[QODLink]
Middle East

Internet blackout continues in Syria

Phone and internet networks down across most of the country for a second day, amid reports of clashes near airport.
Last Modified: 30 Nov 2012 11:11
The length of internet blackout is unprecedented in Syria's 20-month-old uprising against Assad [Reuters]

Phone and internet networks were down across most of Syria for a second straight day, amid reports of fighting near the capital’s international airport.

The length of internet blackout, which continued on Friday, is unprecedented in Syria's 20-month-old uprising against President Bashar al-Assad.

Renesys, US-based company that monitor online connectivity confirmed that "all 84 of Syria's IP address blocks had become unreachable [on Thursday], effectively removing the country from the Internet".

Residents in some areas reported on Friday that they could access the internet but "with great difficulty".

"It is also very difficult to reach people by phone. But we have received reports that it is possible to communicate between certain regions via fixed telephone lines," Rami Abdel Rahman, the head of the Syrian Observatory for Human Rights, reported.

AFP news agency correspondents noted that internet and telephone communications, including mobile phones, were cut in the capital.

The official news agency SANA had still not resumed transmission on Friday after its feed was cut on Thursday at midday. Its website was also inaccessible.

Very disturbing

Syrian state TV denied the blackout was nationwide. It said the outage was caused by a technical failure, only affected some provinces, and that technicians were trying to fix the problem.

Syria's minister of information said "terrorists", not the state, were responsible for the outage, a pro-government TV station reported. Internet companies said that this was unlikely.

The US on Thursday accused the Syrian regime of cutting off internet and telecommunications links in the war-torn country, branding the move a sign of desperation.

Amnesty International said on Twitter that reports of an internet shutdown were "very disturbing".

The government has previously cut phone lines and internet access in areas where regime forces are about to conduct major military operations.

Suspension of flights

Meanwhile, fierce fighting was reported on the 27-kilometre road linking Damascus to the airport.

"After strong clashes, rebels were able to take control of a part of the airport road between the second and fourth bridge," activists said.

State television had on Thursday night quoted the information ministry as saying that the Damascus airport road, closed for much of the day due to the fighting, had been "secured" after military intervention.

Spotlight
In-depth coverage of escalating violence across Syria

Both EgyptAir and Emirates had on Thursday announced suspension of flights due to the fighting.

A Syrian security source said: "[On Thursday], we sent a telegram to the foreign companies still working in Syria and SyrianAir [the national carrier] to inform them of the status of the road to the airport so they would cancel their flights to Damascus."

"Today after the road was secured, we sent a new telegram to inform them that security was restored," she told AFP.

A military source in Damascus said that the army had taken control of the western side of the road leading to the airport and a small portion on the east by dawn, allowing travellers to move through.

"But the most difficult part is yet to come.
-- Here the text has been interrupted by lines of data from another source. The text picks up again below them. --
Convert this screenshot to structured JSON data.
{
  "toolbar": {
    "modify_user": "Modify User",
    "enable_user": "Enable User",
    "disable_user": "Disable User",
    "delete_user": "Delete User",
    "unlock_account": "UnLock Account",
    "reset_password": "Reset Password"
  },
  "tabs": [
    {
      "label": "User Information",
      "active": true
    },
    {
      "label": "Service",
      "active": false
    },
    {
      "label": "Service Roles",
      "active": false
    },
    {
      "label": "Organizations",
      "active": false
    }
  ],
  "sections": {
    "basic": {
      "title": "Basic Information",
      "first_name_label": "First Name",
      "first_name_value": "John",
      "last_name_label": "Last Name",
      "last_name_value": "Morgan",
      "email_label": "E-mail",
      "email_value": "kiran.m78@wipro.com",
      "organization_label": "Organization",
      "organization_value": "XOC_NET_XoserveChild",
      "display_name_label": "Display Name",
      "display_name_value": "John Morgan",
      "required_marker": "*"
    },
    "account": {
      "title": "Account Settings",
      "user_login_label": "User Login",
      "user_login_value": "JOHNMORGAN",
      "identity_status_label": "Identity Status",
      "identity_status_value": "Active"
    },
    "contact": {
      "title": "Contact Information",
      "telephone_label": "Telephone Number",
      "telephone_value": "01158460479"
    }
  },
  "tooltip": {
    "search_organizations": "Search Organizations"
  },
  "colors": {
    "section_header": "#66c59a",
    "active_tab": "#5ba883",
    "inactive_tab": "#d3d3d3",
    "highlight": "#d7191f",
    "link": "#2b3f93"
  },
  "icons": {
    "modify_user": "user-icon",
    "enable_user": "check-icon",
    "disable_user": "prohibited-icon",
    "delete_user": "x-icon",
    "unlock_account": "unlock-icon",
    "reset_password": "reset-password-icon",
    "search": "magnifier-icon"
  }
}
The army wants to take control of the eastern side, where there are thousands of terrorists and this will take several days," he said, using the term regime officials use to describe rebel fighters. 
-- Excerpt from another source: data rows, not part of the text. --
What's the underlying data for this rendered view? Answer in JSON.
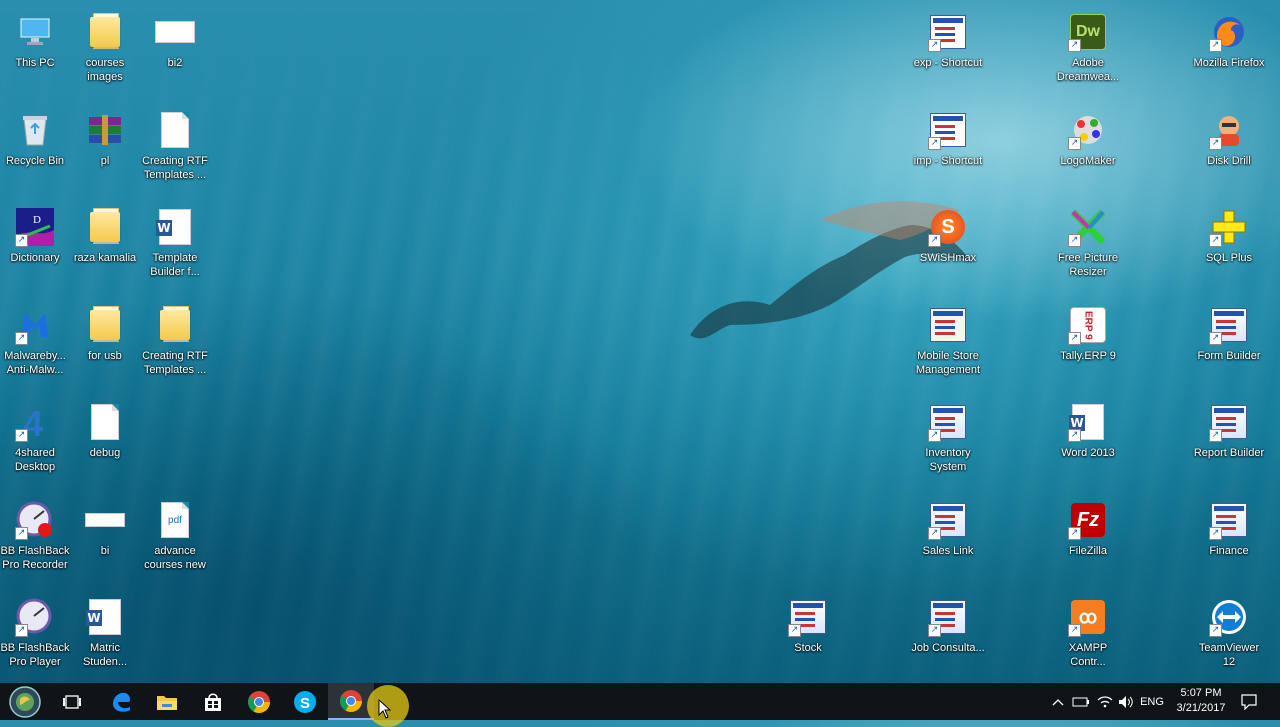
{
  "desktop": {
    "icons": [
      {
        "label": "This PC",
        "icon": "computer-icon"
      },
      {
        "label": "courses images",
        "icon": "folder-icon"
      },
      {
        "label": "bi2",
        "icon": "image-file-icon"
      },
      {
        "label": "Recycle Bin",
        "icon": "recycle-bin-icon"
      },
      {
        "label": "pl",
        "icon": "archive-icon"
      },
      {
        "label": "Creating RTF Templates ...",
        "icon": "document-icon"
      },
      {
        "label": "Dictionary",
        "icon": "dictionary-app-icon"
      },
      {
        "label": "raza kamalia",
        "icon": "folder-icon"
      },
      {
        "label": "Template Builder f...",
        "icon": "word-document-icon"
      },
      {
        "label": "Malwareby... Anti-Malw...",
        "icon": "malwarebytes-icon"
      },
      {
        "label": "for usb",
        "icon": "folder-icon"
      },
      {
        "label": "Creating RTF Templates ...",
        "icon": "folder-icon"
      },
      {
        "label": "4shared Desktop",
        "icon": "4shared-icon"
      },
      {
        "label": "debug",
        "icon": "text-file-icon"
      },
      {
        "label": "BB FlashBack Pro Recorder",
        "icon": "flashback-recorder-icon"
      },
      {
        "label": "bi",
        "icon": "image-file-icon"
      },
      {
        "label": "advance courses new",
        "icon": "pdf-file-icon"
      },
      {
        "label": "BB FlashBack Pro Player",
        "icon": "flashback-player-icon"
      },
      {
        "label": "Matric Studen...",
        "icon": "word-document-icon"
      },
      {
        "label": "exp - Shortcut",
        "icon": "app-shortcut-icon"
      },
      {
        "label": "imp - Shortcut",
        "icon": "app-shortcut-icon"
      },
      {
        "label": "SWiSHmax",
        "icon": "swishmax-icon"
      },
      {
        "label": "Mobile Store Management",
        "icon": "app-icon"
      },
      {
        "label": "Inventory System",
        "icon": "vb-app-icon"
      },
      {
        "label": "Sales Link",
        "icon": "vb-app-icon"
      },
      {
        "label": "Stock",
        "icon": "vb-app-icon"
      },
      {
        "label": "Job Consulta...",
        "icon": "vb-app-icon"
      },
      {
        "label": "Adobe Dreamwea...",
        "icon": "dreamweaver-icon"
      },
      {
        "label": "LogoMaker",
        "icon": "logomaker-icon"
      },
      {
        "label": "Free Picture Resizer",
        "icon": "picture-resizer-icon"
      },
      {
        "label": "Tally.ERP 9",
        "icon": "tally-icon"
      },
      {
        "label": "Word 2013",
        "icon": "word-icon"
      },
      {
        "label": "FileZilla",
        "icon": "filezilla-icon"
      },
      {
        "label": "XAMPP Contr...",
        "icon": "xampp-icon"
      },
      {
        "label": "Mozilla Firefox",
        "icon": "firefox-icon"
      },
      {
        "label": "Disk Drill",
        "icon": "disk-drill-icon"
      },
      {
        "label": "SQL Plus",
        "icon": "sqlplus-icon"
      },
      {
        "label": "Form Builder",
        "icon": "form-builder-icon"
      },
      {
        "label": "Report Builder",
        "icon": "report-builder-icon"
      },
      {
        "label": "Finance",
        "icon": "vb-app-icon"
      },
      {
        "label": "TeamViewer 12",
        "icon": "teamviewer-icon"
      }
    ]
  },
  "taskbar": {
    "buttons": [
      {
        "icon": "start-icon"
      },
      {
        "icon": "task-view-icon"
      },
      {
        "icon": "edge-icon"
      },
      {
        "icon": "file-explorer-icon"
      },
      {
        "icon": "store-icon"
      },
      {
        "icon": "chrome-icon"
      },
      {
        "icon": "skype-icon"
      },
      {
        "icon": "chrome-icon"
      }
    ],
    "tray": {
      "language": "ENG",
      "time": "5:07 PM",
      "date": "3/21/2017"
    }
  },
  "colors": {
    "taskbar": "#101418",
    "active_indicator": "#8ab4f8",
    "cursor_highlight": "#e6c814"
  }
}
569

Source:
Al Jazeera And Agencies
Topics in this article
People
Country
City
Organisation
Featured on Al Jazeera
The author argues that in the new economy, it's people, not skills or majors, that have lost value.
Colleagues of detained Al Jazeera journalists press demands for their release, 100 days after their arrest in Egypt.
Mehdi Hasan discusses online freedoms and the potential of the web with Wikipedia founder Jimmy Wales.
A tight race seems likely as 814 million voters elect leaders in world's largest democracy next week.
Featured
Since independence, Zimbabwe has faced food shortages, hyperinflation - and several political crises.
After a sit-in protest at Poland's parliament, lawmakers are set to raise government aid to carers of disabled youth.
A vocal minority in Ukraine's east wants to join Russia, and Kiev has so far been unable to put down the separatists.
Iran's government has shifted its take on 'brain drain' but is the change enough to reverse the flow?
Deadly attacks on anti-mining activists in the Philippines part of a global trend, according to new report.
join our mailing list